Christian Eisenberger has always had a deep desire to be outside, for many reasons. He experiences nature as a limitless space, a place of freedom and spontaneity that offers silence and the possibility of escape, a place of longing for peace and quiet.
Though Eisenberger is critical about the idea of "nature" – "In our part of the world we have to speak of industrial landscape" he says. "How we treat the soil is, after all, like war," – his works are nevertheless based on an essentialistic concept of nature.
Playful and bold, Christian Eisenberger's works simultaneously convey transience as well as humour and lightness. In contrast to macabre and grotesque jokes, they radiate a childlike joy in playing and experimenting outdoors.

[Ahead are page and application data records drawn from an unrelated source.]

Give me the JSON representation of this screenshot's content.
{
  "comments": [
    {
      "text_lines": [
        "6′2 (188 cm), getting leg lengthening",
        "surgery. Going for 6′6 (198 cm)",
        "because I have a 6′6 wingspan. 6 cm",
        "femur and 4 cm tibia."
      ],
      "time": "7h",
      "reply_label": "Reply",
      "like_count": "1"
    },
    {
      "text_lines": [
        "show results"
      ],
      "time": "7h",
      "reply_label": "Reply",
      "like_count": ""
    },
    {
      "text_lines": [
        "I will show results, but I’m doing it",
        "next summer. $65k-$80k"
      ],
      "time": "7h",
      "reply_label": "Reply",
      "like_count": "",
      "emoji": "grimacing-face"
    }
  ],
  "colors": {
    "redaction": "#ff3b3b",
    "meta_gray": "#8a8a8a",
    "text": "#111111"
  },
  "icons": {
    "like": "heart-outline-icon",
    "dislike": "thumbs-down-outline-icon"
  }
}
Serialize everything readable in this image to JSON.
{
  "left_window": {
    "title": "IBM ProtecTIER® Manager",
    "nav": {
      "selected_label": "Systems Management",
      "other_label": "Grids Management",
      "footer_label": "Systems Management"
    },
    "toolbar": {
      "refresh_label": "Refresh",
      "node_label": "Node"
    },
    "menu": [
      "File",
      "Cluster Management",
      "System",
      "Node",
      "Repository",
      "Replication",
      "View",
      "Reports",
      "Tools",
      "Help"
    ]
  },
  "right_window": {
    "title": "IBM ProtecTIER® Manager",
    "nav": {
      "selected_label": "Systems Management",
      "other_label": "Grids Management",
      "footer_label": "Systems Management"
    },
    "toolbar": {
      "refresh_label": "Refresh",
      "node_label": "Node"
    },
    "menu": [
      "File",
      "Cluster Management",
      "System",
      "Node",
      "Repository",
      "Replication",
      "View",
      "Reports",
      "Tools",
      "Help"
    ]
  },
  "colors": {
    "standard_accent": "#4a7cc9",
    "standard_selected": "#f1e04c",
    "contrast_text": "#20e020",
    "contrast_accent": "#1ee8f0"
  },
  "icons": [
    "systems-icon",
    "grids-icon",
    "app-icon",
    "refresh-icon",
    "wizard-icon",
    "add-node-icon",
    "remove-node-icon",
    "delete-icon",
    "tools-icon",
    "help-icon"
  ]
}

A bedroom in shades of gray and white. A stone bust, the eyes of which are covered by hands. A figurine stands on a nightstand, its decapitated head lies next to it. In between photographs of interior designs with dark wood. Francesca Catastini's photographic work aims to overcome the idea of separation, initiating an interaction of images with other images, text, or objects. Through this process of continuous invention and layering, new meanings are achieved.
OstLicht. Gallery for Photography presents works from Francesca Catastini's series The Modern Spirit Is Vivisective and Petrus.
In The Modern Spirit Is Vivisective, the artist addresses the phenomenon of public dissections. From the late 16th to 18th century, executed convicts were publicly dissected almost once a year in so-called anatomical theaters, which were visited by students, professors, dignitaries and paying audience. These theaters are the starting point of the photographic series. The Modern Spirit Is Vivisective explores the theater’s architecture and reflects on the observational role of the audience, who – whether laypersons or professionals – witnessed the segmentation of human bodies.
In Petrus, Catastini explores the human urge to define oneself and the world through specific forms. She regards their symbolic power and the way they shape us and our views. Forms are never stable, but a result of a never-ending tension of different forces. In a cynical, careful, and arbitrary analysis, Francesca Catastini plays with archetypes and images. The titular name Petrus ref